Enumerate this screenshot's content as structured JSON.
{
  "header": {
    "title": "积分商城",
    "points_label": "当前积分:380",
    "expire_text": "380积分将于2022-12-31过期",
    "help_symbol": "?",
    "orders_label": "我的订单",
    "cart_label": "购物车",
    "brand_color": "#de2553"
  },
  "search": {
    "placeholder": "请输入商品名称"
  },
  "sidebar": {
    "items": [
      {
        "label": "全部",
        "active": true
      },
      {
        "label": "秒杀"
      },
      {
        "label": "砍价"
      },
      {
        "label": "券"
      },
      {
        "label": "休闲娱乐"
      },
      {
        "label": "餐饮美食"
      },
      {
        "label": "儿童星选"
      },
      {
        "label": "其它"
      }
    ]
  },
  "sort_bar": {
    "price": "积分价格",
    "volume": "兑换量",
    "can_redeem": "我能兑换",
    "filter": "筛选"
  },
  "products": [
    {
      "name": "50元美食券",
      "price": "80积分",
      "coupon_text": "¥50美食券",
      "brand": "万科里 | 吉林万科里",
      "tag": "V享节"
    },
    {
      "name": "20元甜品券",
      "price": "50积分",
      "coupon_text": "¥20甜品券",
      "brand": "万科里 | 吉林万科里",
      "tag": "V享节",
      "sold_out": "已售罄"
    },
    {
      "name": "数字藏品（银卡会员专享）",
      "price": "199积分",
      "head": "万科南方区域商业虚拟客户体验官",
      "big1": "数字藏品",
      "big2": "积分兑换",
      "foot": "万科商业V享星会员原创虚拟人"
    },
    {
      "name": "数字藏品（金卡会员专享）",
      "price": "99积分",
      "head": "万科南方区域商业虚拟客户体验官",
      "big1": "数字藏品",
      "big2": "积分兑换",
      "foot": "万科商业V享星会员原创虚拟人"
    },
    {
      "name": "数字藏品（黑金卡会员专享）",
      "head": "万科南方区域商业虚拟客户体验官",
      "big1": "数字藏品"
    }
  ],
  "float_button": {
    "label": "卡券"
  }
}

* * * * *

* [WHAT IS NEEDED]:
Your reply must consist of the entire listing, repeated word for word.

* [PROBLEM SOLUTION]:
Enumerate this screenshot's content as structured JSON.
{
  "header": {
    "title": "积分商城",
    "points_label": "当前积分:380",
    "expire_text": "380积分将于2022-12-31过期",
    "help_symbol": "?",
    "orders_label": "我的订单",
    "cart_label": "购物车",
    "brand_color": "#de2553"
  },
  "search": {
    "placeholder": "请输入商品名称"
  },
  "sidebar": {
    "items": [
      {
        "label": "全部",
        "active": true
      },
      {
        "label": "秒杀"
      },
      {
        "label": "砍价"
      },
      {
        "label": "券"
      },
      {
        "label": "休闲娱乐"
      },
      {
        "label": "餐饮美食"
      },
      {
        "label": "儿童星选"
      },
      {
        "label": "其它"
      }
    ]
  },
  "sort_bar": {
    "price": "积分价格",
    "volume": "兑换量",
    "can_redeem": "我能兑换",
    "filter": "筛选"
  },
  "products": [
    {
      "name": "50元美食券",
      "price": "80积分",
      "coupon_text": "¥50美食券",
      "brand": "万科里 | 吉林万科里",
      "tag": "V享节"
    },
    {
      "name": "20元甜品券",
      "price": "50积分",
      "coupon_text": "¥20甜品券",
      "brand": "万科里 | 吉林万科里",
      "tag": "V享节",
      "sold_out": "已售罄"
    },
    {
      "name": "数字藏品（银卡会员专享）",
      "price": "199积分",
      "head": "万科南方区域商业虚拟客户体验官",
      "big1": "数字藏品",
      "big2": "积分兑换",
      "foot": "万科商业V享星会员原创虚拟人"
    },
    {
      "name": "数字藏品（金卡会员专享）",
      "price": "99积分",
      "head": "万科南方区域商业虚拟客户体验官",
      "big1": "数字藏品",
      "big2": "积分兑换",
      "foot": "万科商业V享星会员原创虚拟人"
    },
    {
      "name": "数字藏品（黑金卡会员专享）",
      "head": "万科南方区域商业虚拟客户体验官",
      "big1": "数字藏品"
    }
  ],
  "float_button": {
    "label": "卡券"
  }
}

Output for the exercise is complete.